Because that mistake led at least one Democrat to the other side of the aisle.
According to The Columbus Dispatch though, Kennedy Kent had been alienated by the Democratic Party for quite some time. In 2018 her so-called constituents voted her out of their Ohio caucus for sending an unauthorized public records request to the Columbus, Ohio mayor.
Kennedy Kent most notably follows in the footsteps of Vernon Jones, a lifelong Democrat who expressed public support for Trump at the Republican National Convention. Throughout his first year, Trump has tried — with various degrees of success — to win over Black voters.
The reality is that a Republican nominee — no matter who it is — will likely never score the majority of minority votes across America.

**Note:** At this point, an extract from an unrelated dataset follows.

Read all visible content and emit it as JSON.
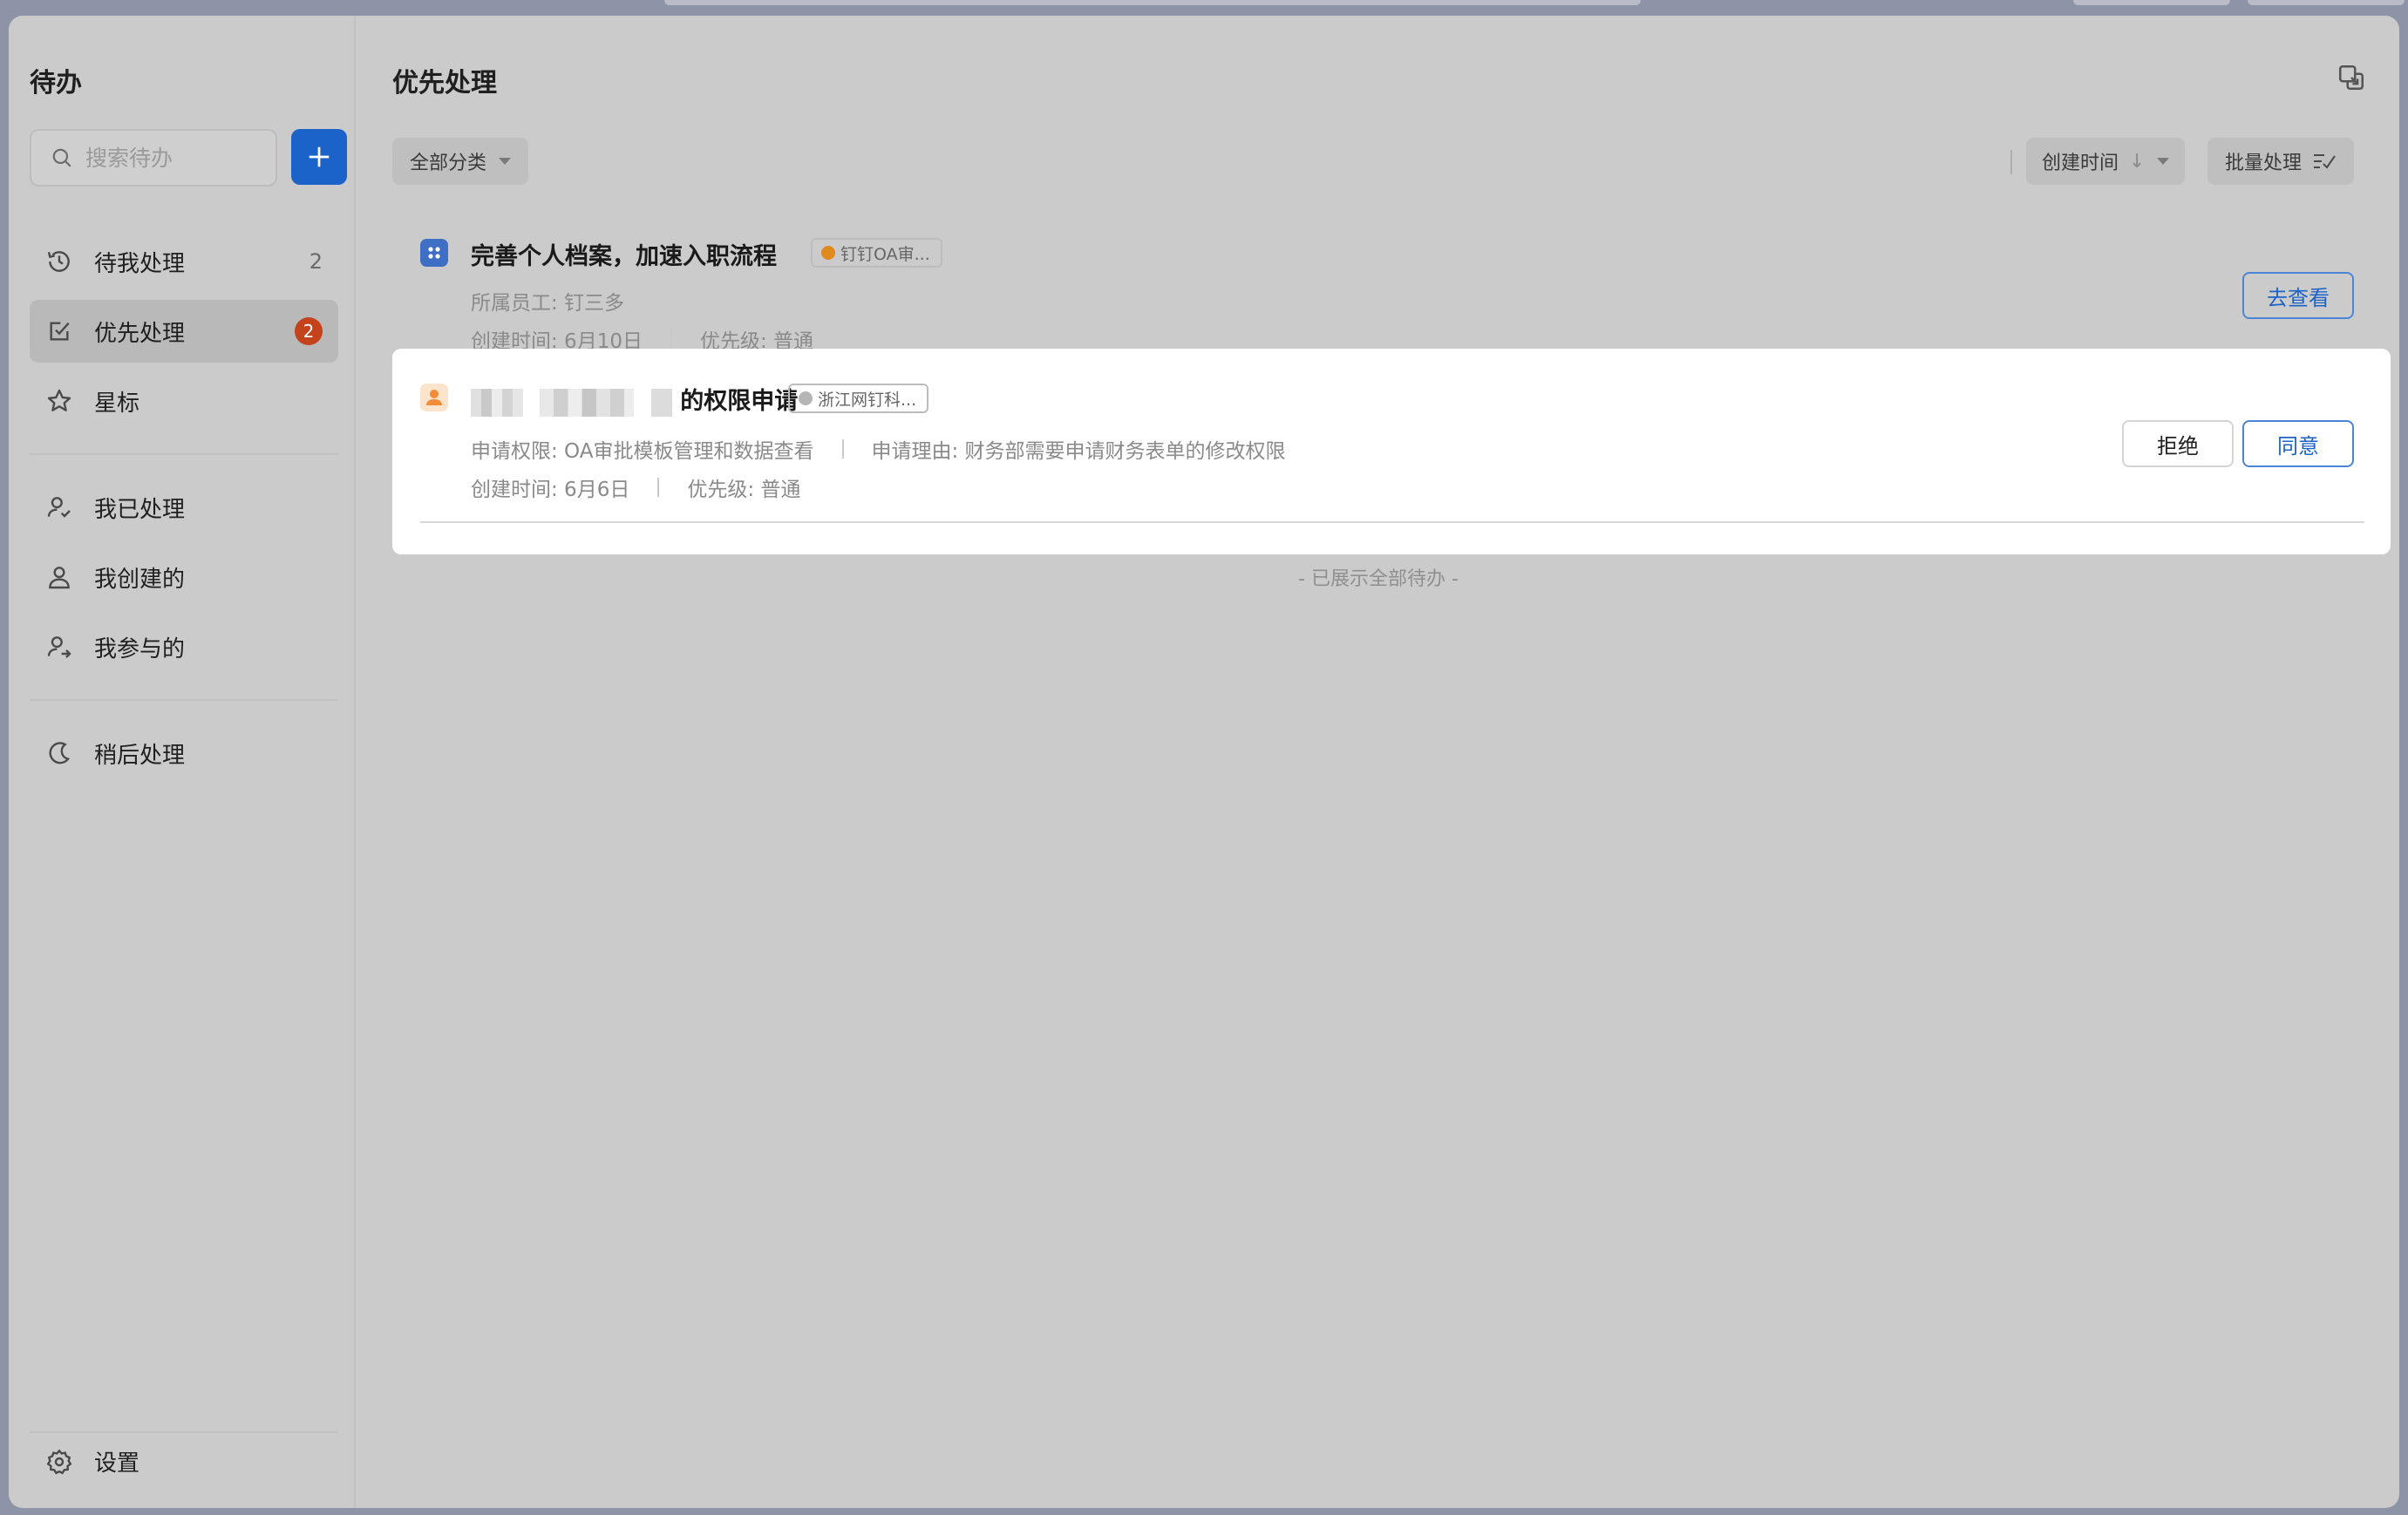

But if Trump’s campaign is successful in peeling off just 10 points of Black voters that historically back Democratic candidates, it could cause quite a November surprise.
And it would mean a landslide against Biden.
The Horn editorial team